* _EXERCISE DATA_:
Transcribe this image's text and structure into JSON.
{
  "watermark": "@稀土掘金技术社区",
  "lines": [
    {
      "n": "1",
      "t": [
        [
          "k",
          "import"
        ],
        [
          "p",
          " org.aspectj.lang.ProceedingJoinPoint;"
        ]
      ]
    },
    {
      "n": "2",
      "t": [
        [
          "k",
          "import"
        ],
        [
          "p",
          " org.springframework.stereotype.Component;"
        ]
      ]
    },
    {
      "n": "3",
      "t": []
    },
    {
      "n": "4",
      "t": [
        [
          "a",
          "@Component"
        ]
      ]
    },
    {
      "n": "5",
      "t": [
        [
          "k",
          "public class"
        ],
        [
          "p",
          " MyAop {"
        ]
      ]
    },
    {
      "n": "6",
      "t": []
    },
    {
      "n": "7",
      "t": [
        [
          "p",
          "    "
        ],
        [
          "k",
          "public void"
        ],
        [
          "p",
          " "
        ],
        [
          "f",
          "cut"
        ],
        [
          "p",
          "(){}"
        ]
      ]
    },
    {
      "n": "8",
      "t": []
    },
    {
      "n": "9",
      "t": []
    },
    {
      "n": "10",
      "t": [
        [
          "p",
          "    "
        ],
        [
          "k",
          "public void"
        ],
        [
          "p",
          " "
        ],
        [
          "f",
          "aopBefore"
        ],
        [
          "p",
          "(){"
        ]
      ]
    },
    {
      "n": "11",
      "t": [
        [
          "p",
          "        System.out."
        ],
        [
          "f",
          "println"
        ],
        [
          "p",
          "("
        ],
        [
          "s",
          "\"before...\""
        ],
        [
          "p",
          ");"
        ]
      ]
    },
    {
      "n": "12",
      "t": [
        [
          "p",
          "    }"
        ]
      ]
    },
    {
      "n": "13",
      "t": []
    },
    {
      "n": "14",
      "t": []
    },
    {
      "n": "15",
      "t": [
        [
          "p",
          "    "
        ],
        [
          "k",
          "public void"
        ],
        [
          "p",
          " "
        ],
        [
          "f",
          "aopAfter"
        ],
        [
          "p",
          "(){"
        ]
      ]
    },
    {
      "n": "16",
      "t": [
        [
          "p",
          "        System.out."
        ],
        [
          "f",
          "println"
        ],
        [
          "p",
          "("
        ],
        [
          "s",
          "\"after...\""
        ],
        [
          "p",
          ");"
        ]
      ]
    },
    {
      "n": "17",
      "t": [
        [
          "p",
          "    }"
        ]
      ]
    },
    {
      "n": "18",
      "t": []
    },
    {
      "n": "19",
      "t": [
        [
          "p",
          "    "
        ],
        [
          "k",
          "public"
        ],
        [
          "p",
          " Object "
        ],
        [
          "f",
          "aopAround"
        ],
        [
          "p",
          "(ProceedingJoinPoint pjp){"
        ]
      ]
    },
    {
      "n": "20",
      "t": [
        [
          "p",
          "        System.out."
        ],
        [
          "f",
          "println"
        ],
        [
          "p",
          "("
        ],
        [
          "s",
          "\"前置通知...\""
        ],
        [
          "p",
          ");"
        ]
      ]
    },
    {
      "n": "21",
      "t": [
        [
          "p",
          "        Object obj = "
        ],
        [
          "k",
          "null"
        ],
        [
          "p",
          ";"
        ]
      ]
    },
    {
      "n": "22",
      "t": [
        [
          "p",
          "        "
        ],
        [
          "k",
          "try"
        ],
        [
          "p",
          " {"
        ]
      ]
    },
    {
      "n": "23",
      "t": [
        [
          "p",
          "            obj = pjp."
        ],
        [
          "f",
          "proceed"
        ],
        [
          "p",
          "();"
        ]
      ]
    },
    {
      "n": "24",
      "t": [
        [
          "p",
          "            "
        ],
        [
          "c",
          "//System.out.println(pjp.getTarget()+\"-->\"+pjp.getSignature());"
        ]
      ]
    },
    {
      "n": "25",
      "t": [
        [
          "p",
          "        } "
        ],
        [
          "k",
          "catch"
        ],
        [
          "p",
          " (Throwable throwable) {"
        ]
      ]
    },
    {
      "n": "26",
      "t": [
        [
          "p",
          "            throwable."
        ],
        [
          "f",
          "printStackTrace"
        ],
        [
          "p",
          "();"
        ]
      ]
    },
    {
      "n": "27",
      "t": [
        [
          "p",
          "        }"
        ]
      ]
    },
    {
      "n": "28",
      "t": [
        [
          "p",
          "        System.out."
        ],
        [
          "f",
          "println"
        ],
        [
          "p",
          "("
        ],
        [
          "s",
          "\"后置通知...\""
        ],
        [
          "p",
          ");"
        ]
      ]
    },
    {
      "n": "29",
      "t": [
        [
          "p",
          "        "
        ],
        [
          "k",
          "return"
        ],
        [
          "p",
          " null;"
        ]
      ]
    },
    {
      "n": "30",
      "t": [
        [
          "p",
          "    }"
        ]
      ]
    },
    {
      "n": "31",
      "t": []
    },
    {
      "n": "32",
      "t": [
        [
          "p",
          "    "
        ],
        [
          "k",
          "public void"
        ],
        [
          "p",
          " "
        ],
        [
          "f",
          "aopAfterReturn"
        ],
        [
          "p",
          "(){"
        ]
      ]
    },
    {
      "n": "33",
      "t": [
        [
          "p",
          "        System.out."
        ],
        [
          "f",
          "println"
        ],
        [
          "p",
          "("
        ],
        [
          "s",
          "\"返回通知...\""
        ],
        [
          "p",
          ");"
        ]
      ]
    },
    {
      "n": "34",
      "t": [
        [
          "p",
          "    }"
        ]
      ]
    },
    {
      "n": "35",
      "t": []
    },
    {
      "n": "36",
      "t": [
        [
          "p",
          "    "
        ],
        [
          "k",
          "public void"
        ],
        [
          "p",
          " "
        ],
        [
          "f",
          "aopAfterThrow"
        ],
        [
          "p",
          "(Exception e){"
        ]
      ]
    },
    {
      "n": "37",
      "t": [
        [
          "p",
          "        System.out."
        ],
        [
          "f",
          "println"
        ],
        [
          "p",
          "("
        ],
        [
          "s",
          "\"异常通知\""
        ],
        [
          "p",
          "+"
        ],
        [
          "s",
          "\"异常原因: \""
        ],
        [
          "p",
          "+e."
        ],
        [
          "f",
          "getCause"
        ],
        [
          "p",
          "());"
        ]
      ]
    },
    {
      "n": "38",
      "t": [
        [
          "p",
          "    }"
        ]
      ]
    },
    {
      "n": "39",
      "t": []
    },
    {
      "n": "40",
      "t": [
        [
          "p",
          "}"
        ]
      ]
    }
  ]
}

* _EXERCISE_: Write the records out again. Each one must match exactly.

* _RESPONSE TO THE TASK_:
Transcribe this image's text and structure into JSON.
{
  "watermark": "@稀土掘金技术社区",
  "lines": [
    {
      "n": "1",
      "t": [
        [
          "k",
          "import"
        ],
        [
          "p",
          " org.aspectj.lang.ProceedingJoinPoint;"
        ]
      ]
    },
    {
      "n": "2",
      "t": [
        [
          "k",
          "import"
        ],
        [
          "p",
          " org.springframework.stereotype.Component;"
        ]
      ]
    },
    {
      "n": "3",
      "t": []
    },
    {
      "n": "4",
      "t": [
        [
          "a",
          "@Component"
        ]
      ]
    },
    {
      "n": "5",
      "t": [
        [
          "k",
          "public class"
        ],
        [
          "p",
          " MyAop {"
        ]
      ]
    },
    {
      "n": "6",
      "t": []
    },
    {
      "n": "7",
      "t": [
        [
          "p",
          "    "
        ],
        [
          "k",
          "public void"
        ],
        [
          "p",
          " "
        ],
        [
          "f",
          "cut"
        ],
        [
          "p",
          "(){}"
        ]
      ]
    },
    {
      "n": "8",
      "t": []
    },
    {
      "n": "9",
      "t": []
    },
    {
      "n": "10",
      "t": [
        [
          "p",
          "    "
        ],
        [
          "k",
          "public void"
        ],
        [
          "p",
          " "
        ],
        [
          "f",
          "aopBefore"
        ],
        [
          "p",
          "(){"
        ]
      ]
    },
    {
      "n": "11",
      "t": [
        [
          "p",
          "        System.out."
        ],
        [
          "f",
          "println"
        ],
        [
          "p",
          "("
        ],
        [
          "s",
          "\"before...\""
        ],
        [
          "p",
          ");"
        ]
      ]
    },
    {
      "n": "12",
      "t": [
        [
          "p",
          "    }"
        ]
      ]
    },
    {
      "n": "13",
      "t": []
    },
    {
      "n": "14",
      "t": []
    },
    {
      "n": "15",
      "t": [
        [
          "p",
          "    "
        ],
        [
          "k",
          "public void"
        ],
        [
          "p",
          " "
        ],
        [
          "f",
          "aopAfter"
        ],
        [
          "p",
          "(){"
        ]
      ]
    },
    {
      "n": "16",
      "t": [
        [
          "p",
          "        System.out."
        ],
        [
          "f",
          "println"
        ],
        [
          "p",
          "("
        ],
        [
          "s",
          "\"after...\""
        ],
        [
          "p",
          ");"
        ]
      ]
    },
    {
      "n": "17",
      "t": [
        [
          "p",
          "    }"
        ]
      ]
    },
    {
      "n": "18",
      "t": []
    },
    {
      "n": "19",
      "t": [
        [
          "p",
          "    "
        ],
        [
          "k",
          "public"
        ],
        [
          "p",
          " Object "
        ],
        [
          "f",
          "aopAround"
        ],
        [
          "p",
          "(ProceedingJoinPoint pjp){"
        ]
      ]
    },
    {
      "n": "20",
      "t": [
        [
          "p",
          "        System.out."
        ],
        [
          "f",
          "println"
        ],
        [
          "p",
          "("
        ],
        [
          "s",
          "\"前置通知...\""
        ],
        [
          "p",
          ");"
        ]
      ]
    },
    {
      "n": "21",
      "t": [
        [
          "p",
          "        Object obj = "
        ],
        [
          "k",
          "null"
        ],
        [
          "p",
          ";"
        ]
      ]
    },
    {
      "n": "22",
      "t": [
        [
          "p",
          "        "
        ],
        [
          "k",
          "try"
        ],
        [
          "p",
          " {"
        ]
      ]
    },
    {
      "n": "23",
      "t": [
        [
          "p",
          "            obj = pjp."
        ],
        [
          "f",
          "proceed"
        ],
        [
          "p",
          "();"
        ]
      ]
    },
    {
      "n": "24",
      "t": [
        [
          "p",
          "            "
        ],
        [
          "c",
          "//System.out.println(pjp.getTarget()+\"-->\"+pjp.getSignature());"
        ]
      ]
    },
    {
      "n": "25",
      "t": [
        [
          "p",
          "        } "
        ],
        [
          "k",
          "catch"
        ],
        [
          "p",
          " (Throwable throwable) {"
        ]
      ]
    },
    {
      "n": "26",
      "t": [
        [
          "p",
          "            throwable."
        ],
        [
          "f",
          "printStackTrace"
        ],
        [
          "p",
          "();"
        ]
      ]
    },
    {
      "n": "27",
      "t": [
        [
          "p",
          "        }"
        ]
      ]
    },
    {
      "n": "28",
      "t": [
        [
          "p",
          "        System.out."
        ],
        [
          "f",
          "println"
        ],
        [
          "p",
          "("
        ],
        [
          "s",
          "\"后置通知...\""
        ],
        [
          "p",
          ");"
        ]
      ]
    },
    {
      "n": "29",
      "t": [
        [
          "p",
          "        "
        ],
        [
          "k",
          "return"
        ],
        [
          "p",
          " null;"
        ]
      ]
    },
    {
      "n": "30",
      "t": [
        [
          "p",
          "    }"
        ]
      ]
    },
    {
      "n": "31",
      "t": []
    },
    {
      "n": "32",
      "t": [
        [
          "p",
          "    "
        ],
        [
          "k",
          "public void"
        ],
        [
          "p",
          " "
        ],
        [
          "f",
          "aopAfterReturn"
        ],
        [
          "p",
          "(){"
        ]
      ]
    },
    {
      "n": "33",
      "t": [
        [
          "p",
          "        System.out."
        ],
        [
          "f",
          "println"
        ],
        [
          "p",
          "("
        ],
        [
          "s",
          "\"返回通知...\""
        ],
        [
          "p",
          ");"
        ]
      ]
    },
    {
      "n": "34",
      "t": [
        [
          "p",
          "    }"
        ]
      ]
    },
    {
      "n": "35",
      "t": []
    },
    {
      "n": "36",
      "t": [
        [
          "p",
          "    "
        ],
        [
          "k",
          "public void"
        ],
        [
          "p",
          " "
        ],
        [
          "f",
          "aopAfterThrow"
        ],
        [
          "p",
          "(Exception e){"
        ]
      ]
    },
    {
      "n": "37",
      "t": [
        [
          "p",
          "        System.out."
        ],
        [
          "f",
          "println"
        ],
        [
          "p",
          "("
        ],
        [
          "s",
          "\"异常通知\""
        ],
        [
          "p",
          "+"
        ],
        [
          "s",
          "\"异常原因: \""
        ],
        [
          "p",
          "+e."
        ],
        [
          "f",
          "getCause"
        ],
        [
          "p",
          "());"
        ]
      ]
    },
    {
      "n": "38",
      "t": [
        [
          "p",
          "    }"
        ]
      ]
    },
    {
      "n": "39",
      "t": []
    },
    {
      "n": "40",
      "t": [
        [
          "p",
          "}"
        ]
      ]
    }
  ]
}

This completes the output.